much of the race. They punched 25 a hair ahead of me and by racing
diagonally down the hill, I managed to come along side of them as we started
up the final big hill. It was the closest I would come to them from there to
the finish. I was sure that with the two of them together, once I got up the
hill, I could walk them down. It wasn't to be. They widened the gap all the
way to the finish.
Anyway, if you've read this far, a couple parting thoughts:
1. What did everyone think of the new
controls we used for the Billy Pig,
the ones with the blue stripe? (Steve, how did they hold up, or did they all
melt or wash away?)
2. Let's talk turkey about date for next
year. I think the idea of sometime
in November is a good one. We can put a different local meet on the weekend
with Germantown to make a regional meet if we want. Of course a big part
rests with Steve, who has volunteered to meet direct again... moving into mid
or late Nov might be a problem for him. Keep the thoughts coming.
The First Billy Pig
December 18, 1999
Hueston Woods State Park, Oxford, Ohio
Director: Joel Rauschenbach
The Billy Pig
14.52 km, 24 controls
2:46:18 OCIN Pat Meehan
2:50:48 OCIN Tom Murphy
3:02:46 COO Bob Huebner
3:42:12 OCIN Carl Sack (1st junior)
7.73 km, 13 controls
1:41:13 OCIN Tom Kopp
1:57:06 OCIN Steve Vaughan
2:06:34 COO Janice Huebner (1st junior, 1st female)
2:29:30 OCIN Erick Lebreton
3:21:30 OCIN Ellie Kennedy
Carl Sack lost time on a mis-placed control on a split leg.
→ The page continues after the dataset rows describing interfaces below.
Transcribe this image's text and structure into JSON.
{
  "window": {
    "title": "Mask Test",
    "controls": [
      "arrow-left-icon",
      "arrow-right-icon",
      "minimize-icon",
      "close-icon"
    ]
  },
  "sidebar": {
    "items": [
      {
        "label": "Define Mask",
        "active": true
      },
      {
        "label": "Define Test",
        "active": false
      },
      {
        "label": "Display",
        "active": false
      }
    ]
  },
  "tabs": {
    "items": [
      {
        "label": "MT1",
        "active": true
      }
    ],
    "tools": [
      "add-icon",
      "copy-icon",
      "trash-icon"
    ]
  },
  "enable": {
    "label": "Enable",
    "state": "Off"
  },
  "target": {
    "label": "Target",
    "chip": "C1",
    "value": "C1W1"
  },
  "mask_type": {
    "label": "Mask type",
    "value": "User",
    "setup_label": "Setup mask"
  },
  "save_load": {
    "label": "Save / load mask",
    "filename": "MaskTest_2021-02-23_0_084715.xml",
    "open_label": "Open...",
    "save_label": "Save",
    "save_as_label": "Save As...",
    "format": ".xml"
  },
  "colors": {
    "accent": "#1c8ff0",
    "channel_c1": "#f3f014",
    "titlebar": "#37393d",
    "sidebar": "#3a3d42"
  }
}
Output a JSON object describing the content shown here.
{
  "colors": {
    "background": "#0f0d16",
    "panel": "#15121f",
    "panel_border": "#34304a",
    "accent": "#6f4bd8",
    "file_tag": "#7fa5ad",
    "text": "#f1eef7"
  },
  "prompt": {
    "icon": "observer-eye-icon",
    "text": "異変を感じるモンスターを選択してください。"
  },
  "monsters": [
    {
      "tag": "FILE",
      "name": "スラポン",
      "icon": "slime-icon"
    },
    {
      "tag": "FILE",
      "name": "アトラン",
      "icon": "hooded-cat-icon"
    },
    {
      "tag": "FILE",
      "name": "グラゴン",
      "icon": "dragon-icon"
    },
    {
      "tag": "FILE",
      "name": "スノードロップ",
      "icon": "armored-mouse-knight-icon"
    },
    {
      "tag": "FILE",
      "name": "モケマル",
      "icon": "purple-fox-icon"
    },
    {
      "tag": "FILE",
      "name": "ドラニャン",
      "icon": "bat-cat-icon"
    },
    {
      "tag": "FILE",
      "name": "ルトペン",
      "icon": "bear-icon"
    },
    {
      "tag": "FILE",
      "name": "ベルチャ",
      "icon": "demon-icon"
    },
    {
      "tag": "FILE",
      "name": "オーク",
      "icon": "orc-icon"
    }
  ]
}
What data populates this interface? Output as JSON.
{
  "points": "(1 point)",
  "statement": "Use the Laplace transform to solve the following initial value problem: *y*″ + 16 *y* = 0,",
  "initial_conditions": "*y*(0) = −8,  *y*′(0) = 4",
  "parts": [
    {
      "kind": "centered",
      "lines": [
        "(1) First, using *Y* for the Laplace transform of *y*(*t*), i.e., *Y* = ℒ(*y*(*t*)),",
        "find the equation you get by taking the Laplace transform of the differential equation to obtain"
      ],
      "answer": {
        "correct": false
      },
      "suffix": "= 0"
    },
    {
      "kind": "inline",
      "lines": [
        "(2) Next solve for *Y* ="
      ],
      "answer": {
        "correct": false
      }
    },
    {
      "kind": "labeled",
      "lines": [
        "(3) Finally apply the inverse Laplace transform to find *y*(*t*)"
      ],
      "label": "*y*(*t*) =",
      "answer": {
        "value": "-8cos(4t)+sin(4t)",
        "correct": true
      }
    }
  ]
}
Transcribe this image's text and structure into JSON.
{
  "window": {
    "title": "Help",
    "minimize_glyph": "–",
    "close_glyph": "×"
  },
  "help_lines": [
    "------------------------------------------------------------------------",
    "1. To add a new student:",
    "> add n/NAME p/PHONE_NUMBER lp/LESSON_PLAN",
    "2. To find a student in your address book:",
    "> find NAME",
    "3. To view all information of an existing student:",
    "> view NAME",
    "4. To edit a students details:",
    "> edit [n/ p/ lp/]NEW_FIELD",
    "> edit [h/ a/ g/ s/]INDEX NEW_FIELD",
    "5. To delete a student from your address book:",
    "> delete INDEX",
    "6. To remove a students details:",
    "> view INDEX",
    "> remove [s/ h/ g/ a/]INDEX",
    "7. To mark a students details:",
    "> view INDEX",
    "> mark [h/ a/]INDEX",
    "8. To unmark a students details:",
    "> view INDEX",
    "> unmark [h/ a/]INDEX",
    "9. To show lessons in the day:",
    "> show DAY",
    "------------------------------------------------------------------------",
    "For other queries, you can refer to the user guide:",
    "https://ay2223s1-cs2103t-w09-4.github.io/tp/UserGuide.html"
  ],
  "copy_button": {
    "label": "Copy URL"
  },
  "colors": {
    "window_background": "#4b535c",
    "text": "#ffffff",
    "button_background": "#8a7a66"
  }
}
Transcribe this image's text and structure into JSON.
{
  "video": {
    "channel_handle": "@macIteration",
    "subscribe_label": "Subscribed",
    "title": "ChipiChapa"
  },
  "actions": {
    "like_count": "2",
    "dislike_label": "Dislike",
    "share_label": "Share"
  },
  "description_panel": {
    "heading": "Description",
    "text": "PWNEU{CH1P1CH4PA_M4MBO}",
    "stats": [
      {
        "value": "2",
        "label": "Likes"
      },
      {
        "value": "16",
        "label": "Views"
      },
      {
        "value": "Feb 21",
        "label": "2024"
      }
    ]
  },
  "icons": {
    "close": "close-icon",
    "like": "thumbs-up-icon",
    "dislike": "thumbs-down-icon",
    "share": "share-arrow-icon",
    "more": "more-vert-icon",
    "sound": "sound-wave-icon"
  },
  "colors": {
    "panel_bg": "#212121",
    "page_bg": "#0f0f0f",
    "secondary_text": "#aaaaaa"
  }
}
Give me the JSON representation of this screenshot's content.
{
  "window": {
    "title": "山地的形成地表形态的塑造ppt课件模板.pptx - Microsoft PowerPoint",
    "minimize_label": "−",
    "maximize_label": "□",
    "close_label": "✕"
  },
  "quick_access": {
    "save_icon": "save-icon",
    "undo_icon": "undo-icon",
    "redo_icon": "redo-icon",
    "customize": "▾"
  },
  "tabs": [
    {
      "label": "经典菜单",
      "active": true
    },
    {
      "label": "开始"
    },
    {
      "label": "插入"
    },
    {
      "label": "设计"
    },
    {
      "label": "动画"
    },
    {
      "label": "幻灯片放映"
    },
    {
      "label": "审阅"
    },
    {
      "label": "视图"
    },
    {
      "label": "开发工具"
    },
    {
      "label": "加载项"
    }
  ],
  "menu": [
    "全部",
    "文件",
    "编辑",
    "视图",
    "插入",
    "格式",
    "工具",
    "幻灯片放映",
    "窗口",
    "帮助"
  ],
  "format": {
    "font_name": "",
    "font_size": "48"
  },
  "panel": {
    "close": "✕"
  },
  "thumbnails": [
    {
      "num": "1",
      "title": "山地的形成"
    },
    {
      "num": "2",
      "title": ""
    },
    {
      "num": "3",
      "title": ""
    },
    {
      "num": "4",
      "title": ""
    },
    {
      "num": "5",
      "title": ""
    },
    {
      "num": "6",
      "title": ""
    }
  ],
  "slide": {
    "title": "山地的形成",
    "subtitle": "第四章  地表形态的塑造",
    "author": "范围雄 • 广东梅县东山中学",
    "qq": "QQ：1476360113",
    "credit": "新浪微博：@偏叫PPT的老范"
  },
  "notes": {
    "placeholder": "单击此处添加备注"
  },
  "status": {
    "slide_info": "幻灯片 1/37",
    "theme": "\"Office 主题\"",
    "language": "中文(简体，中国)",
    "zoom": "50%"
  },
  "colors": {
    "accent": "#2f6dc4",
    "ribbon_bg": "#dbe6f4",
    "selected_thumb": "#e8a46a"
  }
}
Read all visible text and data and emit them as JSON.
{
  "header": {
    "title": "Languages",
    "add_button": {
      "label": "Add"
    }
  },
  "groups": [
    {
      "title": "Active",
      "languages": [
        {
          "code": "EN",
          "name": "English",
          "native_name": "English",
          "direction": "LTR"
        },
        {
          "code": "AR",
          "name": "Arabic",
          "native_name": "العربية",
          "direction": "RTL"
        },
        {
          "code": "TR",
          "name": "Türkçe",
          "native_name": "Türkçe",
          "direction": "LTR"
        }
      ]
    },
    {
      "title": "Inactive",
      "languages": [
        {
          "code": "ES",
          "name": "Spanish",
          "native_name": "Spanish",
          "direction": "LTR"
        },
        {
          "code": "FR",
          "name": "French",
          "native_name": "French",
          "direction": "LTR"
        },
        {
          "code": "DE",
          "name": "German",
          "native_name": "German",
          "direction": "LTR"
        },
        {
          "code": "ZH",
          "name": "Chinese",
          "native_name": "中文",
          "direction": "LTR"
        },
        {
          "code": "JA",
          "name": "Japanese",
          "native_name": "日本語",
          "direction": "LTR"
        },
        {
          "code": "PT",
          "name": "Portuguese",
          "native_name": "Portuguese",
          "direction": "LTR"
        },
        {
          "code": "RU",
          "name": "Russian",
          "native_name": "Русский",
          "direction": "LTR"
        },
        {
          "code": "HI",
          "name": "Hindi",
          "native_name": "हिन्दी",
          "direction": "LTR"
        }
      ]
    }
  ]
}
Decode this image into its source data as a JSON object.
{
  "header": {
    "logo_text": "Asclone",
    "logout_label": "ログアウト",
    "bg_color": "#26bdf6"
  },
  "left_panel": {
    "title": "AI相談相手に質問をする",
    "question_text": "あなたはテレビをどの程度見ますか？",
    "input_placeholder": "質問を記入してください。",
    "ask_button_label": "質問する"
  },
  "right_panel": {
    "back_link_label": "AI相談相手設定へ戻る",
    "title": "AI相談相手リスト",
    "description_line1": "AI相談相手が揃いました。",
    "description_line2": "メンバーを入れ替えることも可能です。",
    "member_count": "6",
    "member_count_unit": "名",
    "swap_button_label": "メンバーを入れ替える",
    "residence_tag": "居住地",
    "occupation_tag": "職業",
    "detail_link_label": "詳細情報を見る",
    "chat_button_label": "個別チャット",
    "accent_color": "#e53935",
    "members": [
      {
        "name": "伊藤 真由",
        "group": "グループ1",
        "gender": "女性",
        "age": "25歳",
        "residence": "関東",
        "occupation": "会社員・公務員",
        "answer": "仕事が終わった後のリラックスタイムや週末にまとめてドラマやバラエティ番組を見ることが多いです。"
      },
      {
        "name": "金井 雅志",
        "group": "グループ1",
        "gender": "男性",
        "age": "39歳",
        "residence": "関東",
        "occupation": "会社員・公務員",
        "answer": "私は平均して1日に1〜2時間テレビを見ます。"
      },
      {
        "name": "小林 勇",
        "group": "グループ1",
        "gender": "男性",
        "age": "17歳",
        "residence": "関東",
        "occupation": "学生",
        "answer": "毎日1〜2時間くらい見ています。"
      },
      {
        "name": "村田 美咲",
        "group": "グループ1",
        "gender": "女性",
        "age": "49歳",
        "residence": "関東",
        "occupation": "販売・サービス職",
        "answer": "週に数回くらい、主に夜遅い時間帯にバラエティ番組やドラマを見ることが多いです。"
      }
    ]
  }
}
Nobody else
chose that split. Erick Lebreton visited both of the split controls.
The weather was pleasant and dry.